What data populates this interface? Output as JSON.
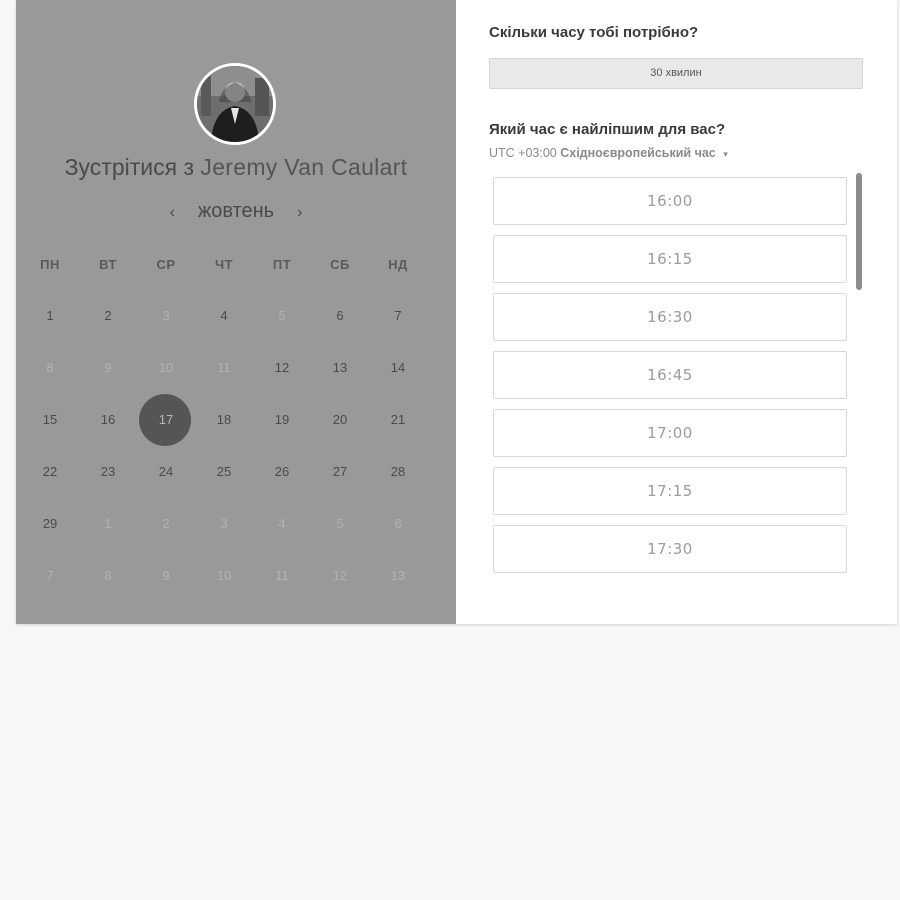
{
  "left": {
    "title_prefix": "Зустрітися з",
    "host_name": "Jeremy Van Caulart",
    "nav": {
      "prev": "‹",
      "month": "жовтень",
      "next": "›"
    },
    "weekdays": [
      "ПН",
      "ВТ",
      "СР",
      "ЧТ",
      "ПТ",
      "СБ",
      "НД"
    ],
    "weeks": [
      [
        {
          "d": "1",
          "off": false
        },
        {
          "d": "2",
          "off": false
        },
        {
          "d": "3",
          "off": true
        },
        {
          "d": "4",
          "off": false
        },
        {
          "d": "5",
          "off": true
        },
        {
          "d": "6",
          "off": false
        },
        {
          "d": "7",
          "off": false
        }
      ],
      [
        {
          "d": "8",
          "off": true
        },
        {
          "d": "9",
          "off": true
        },
        {
          "d": "10",
          "off": true
        },
        {
          "d": "11",
          "off": true
        },
        {
          "d": "12",
          "off": false
        },
        {
          "d": "13",
          "off": false
        },
        {
          "d": "14",
          "off": false
        }
      ],
      [
        {
          "d": "15",
          "off": false
        },
        {
          "d": "16",
          "off": false
        },
        {
          "d": "17",
          "off": false,
          "selected": true
        },
        {
          "d": "18",
          "off": false
        },
        {
          "d": "19",
          "off": false
        },
        {
          "d": "20",
          "off": false
        },
        {
          "d": "21",
          "off": false
        }
      ],
      [
        {
          "d": "22",
          "off": false
        },
        {
          "d": "23",
          "off": false
        },
        {
          "d": "24",
          "off": false
        },
        {
          "d": "25",
          "off": false
        },
        {
          "d": "26",
          "off": false
        },
        {
          "d": "27",
          "off": false
        },
        {
          "d": "28",
          "off": false
        }
      ],
      [
        {
          "d": "29",
          "off": false
        },
        {
          "d": "1",
          "off": true
        },
        {
          "d": "2",
          "off": true
        },
        {
          "d": "3",
          "off": true
        },
        {
          "d": "4",
          "off": true
        },
        {
          "d": "5",
          "off": true
        },
        {
          "d": "6",
          "off": true
        }
      ],
      [
        {
          "d": "7",
          "off": true
        },
        {
          "d": "8",
          "off": true
        },
        {
          "d": "9",
          "off": true
        },
        {
          "d": "10",
          "off": true
        },
        {
          "d": "11",
          "off": true
        },
        {
          "d": "12",
          "off": true
        },
        {
          "d": "13",
          "off": true
        }
      ]
    ]
  },
  "right": {
    "duration_question": "Скільки часу тобі потрібно?",
    "duration_value": "30 хвилин",
    "time_question": "Який час є найліпшим для вас?",
    "timezone_offset": "UTC +03:00",
    "timezone_name": "Східноєвропейський час",
    "timezone_caret": "▾",
    "slots": [
      "16:00",
      "16:15",
      "16:30",
      "16:45",
      "17:00",
      "17:15",
      "17:30",
      ""
    ]
  },
  "colors": {
    "left_panel_bg": "#999999",
    "selected_day": "#555555",
    "page_bg": "#f7f7f7"
  }
}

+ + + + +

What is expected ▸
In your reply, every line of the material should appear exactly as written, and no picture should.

Output for this exercise ▸
What data populates this interface? Output as JSON.
{
  "left": {
    "title_prefix": "Зустрітися з",
    "host_name": "Jeremy Van Caulart",
    "nav": {
      "prev": "‹",
      "month": "жовтень",
      "next": "›"
    },
    "weekdays": [
      "ПН",
      "ВТ",
      "СР",
      "ЧТ",
      "ПТ",
      "СБ",
      "НД"
    ],
    "weeks": [
      [
        {
          "d": "1",
          "off": false
        },
        {
          "d": "2",
          "off": false
        },
        {
          "d": "3",
          "off": true
        },
        {
          "d": "4",
          "off": false
        },
        {
          "d": "5",
          "off": true
        },
        {
          "d": "6",
          "off": false
        },
        {
          "d": "7",
          "off": false
        }
      ],
      [
        {
          "d": "8",
          "off": true
        },
        {
          "d": "9",
          "off": true
        },
        {
          "d": "10",
          "off": true
        },
        {
          "d": "11",
          "off": true
        },
        {
          "d": "12",
          "off": false
        },
        {
          "d": "13",
          "off": false
        },
        {
          "d": "14",
          "off": false
        }
      ],
      [
        {
          "d": "15",
          "off": false
        },
        {
          "d": "16",
          "off": false
        },
        {
          "d": "17",
          "off": false,
          "selected": true
        },
        {
          "d": "18",
          "off": false
        },
        {
          "d": "19",
          "off": false
        },
        {
          "d": "20",
          "off": false
        },
        {
          "d": "21",
          "off": false
        }
      ],
      [
        {
          "d": "22",
          "off": false
        },
        {
          "d": "23",
          "off": false
        },
        {
          "d": "24",
          "off": false
        },
        {
          "d": "25",
          "off": false
        },
        {
          "d": "26",
          "off": false
        },
        {
          "d": "27",
          "off": false
        },
        {
          "d": "28",
          "off": false
        }
      ],
      [
        {
          "d": "29",
          "off": false
        },
        {
          "d": "1",
          "off": true
        },
        {
          "d": "2",
          "off": true
        },
        {
          "d": "3",
          "off": true
        },
        {
          "d": "4",
          "off": true
        },
        {
          "d": "5",
          "off": true
        },
        {
          "d": "6",
          "off": true
        }
      ],
      [
        {
          "d": "7",
          "off": true
        },
        {
          "d": "8",
          "off": true
        },
        {
          "d": "9",
          "off": true
        },
        {
          "d": "10",
          "off": true
        },
        {
          "d": "11",
          "off": true
        },
        {
          "d": "12",
          "off": true
        },
        {
          "d": "13",
          "off": true
        }
      ]
    ]
  },
  "right": {
    "duration_question": "Скільки часу тобі потрібно?",
    "duration_value": "30 хвилин",
    "time_question": "Який час є найліпшим для вас?",
    "timezone_offset": "UTC +03:00",
    "timezone_name": "Східноєвропейський час",
    "timezone_caret": "▾",
    "slots": [
      "16:00",
      "16:15",
      "16:30",
      "16:45",
      "17:00",
      "17:15",
      "17:30",
      ""
    ]
  },
  "colors": {
    "left_panel_bg": "#999999",
    "selected_day": "#555555",
    "page_bg": "#f7f7f7"
  }
}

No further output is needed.